Department of Special Collections Resources
The Special Collections

Rare Book Collection

Tegning fra den franske håndskrevne bønneboken MS 504 fra ca 1350.
Page from the handwritten french book of prayers dated ca. 1350. Ms 504.
Manuskript- og librarsamlingen

The Rare Book Collection has its roots back to the establishment of the Museum of Bergen and its library in 1825. Assembling material for the new library was one of the central parts of the museum’s activities. When the University Library was founded in 1948, all the different parts of the collection, i.e. manuscripts, letters on parchment, maps, rare and antiquarian books, also moved to the new institution and today constitute the core of the Rare Book Collection.

We are curating a wide spectrum of material: diplomas, fragments of medieval manuscripts, maps, charts, letters, photographs, rare and large antiquarian book collections, and collections of manuscripts, e.g. the archives of the Nordland’s trade; the guild-archives of Bergen; the bulk of the archive of the founder of the museum, W.F.K. Christie. We also have large collections of local, regional, and national newspapers, both in their original and in microfilm form.

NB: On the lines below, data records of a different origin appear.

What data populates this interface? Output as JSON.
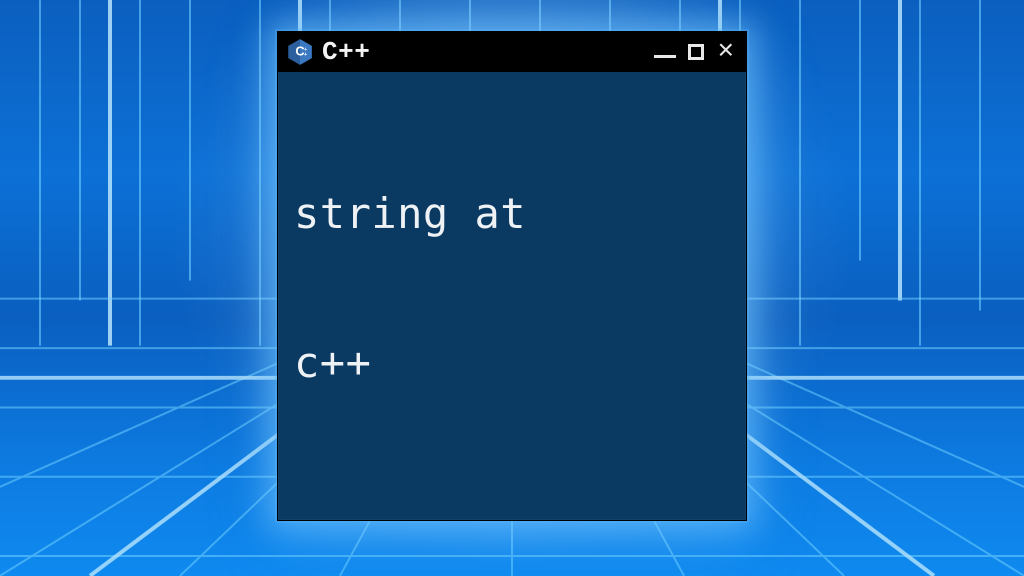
{
  "window": {
    "title": "C++",
    "content_lines": [
      "string at",
      "c++"
    ]
  },
  "icons": {
    "logo": "cpp-logo-icon",
    "minimize": "minimize-icon",
    "maximize": "maximize-icon",
    "close": "close-icon"
  },
  "colors": {
    "window_bg": "#0a3962",
    "titlebar_bg": "#000000",
    "text": "#eef2f5",
    "backdrop_accent": "#1fa3ff"
  }
}
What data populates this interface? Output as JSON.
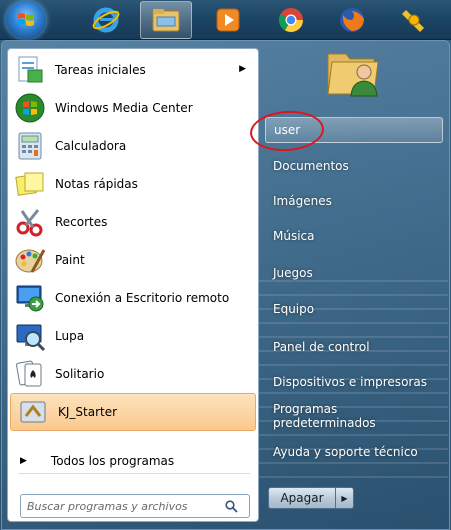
{
  "taskbar": {
    "items": [
      {
        "name": "start-orb"
      },
      {
        "name": "internet-explorer-icon"
      },
      {
        "name": "file-explorer-icon"
      },
      {
        "name": "media-player-icon"
      },
      {
        "name": "chrome-icon"
      },
      {
        "name": "firefox-icon"
      },
      {
        "name": "kj-starter-icon"
      }
    ]
  },
  "left_pane": {
    "items": [
      {
        "label": "Tareas iniciales",
        "icon": "getting-started-icon",
        "submenu": true
      },
      {
        "label": "Windows Media Center",
        "icon": "media-center-icon"
      },
      {
        "label": "Calculadora",
        "icon": "calculator-icon"
      },
      {
        "label": "Notas rápidas",
        "icon": "sticky-notes-icon"
      },
      {
        "label": "Recortes",
        "icon": "snipping-tool-icon"
      },
      {
        "label": "Paint",
        "icon": "paint-icon"
      },
      {
        "label": "Conexión a Escritorio remoto",
        "icon": "remote-desktop-icon"
      },
      {
        "label": "Lupa",
        "icon": "magnifier-icon"
      },
      {
        "label": "Solitario",
        "icon": "solitaire-icon"
      },
      {
        "label": "KJ_Starter",
        "icon": "kj-starter-icon",
        "highlighted": true
      }
    ],
    "all_programs": "Todos los programas",
    "search_placeholder": "Buscar programas y archivos"
  },
  "right_pane": {
    "user": "user",
    "links": [
      "Documentos",
      "Imágenes",
      "Música",
      "Juegos",
      "Equipo",
      "Panel de control",
      "Dispositivos e impresoras",
      "Programas predeterminados",
      "Ayuda y soporte técnico"
    ],
    "shutdown_label": "Apagar"
  },
  "colors": {
    "highlight": "#fbc98e",
    "annotation_circle": "#e0151b",
    "menu_bg": "#2f5877"
  }
}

In addition to receiving archival material from private donors, the Rare Book Collection assembles and preserves research material from different academic milieus of the University of Bergen. We collaborate with researchers and academic communities, authors, publishers, newspapers; in addition, we make presentations for the public through books, films, lectures and articles.

Our collections are currently being digitized and made accessible online through the platform marcus.uib.no. We frequently produce web-exhibitions, which are complementary to exhibitions taking place in our own premises on the first floor of HF-bygget, at Sydnesplass 7.

Material from our collections can be consulted at our reading room, and material accessible in Marcus is used as a digital resource for teaching, dissemination, and networking through social media.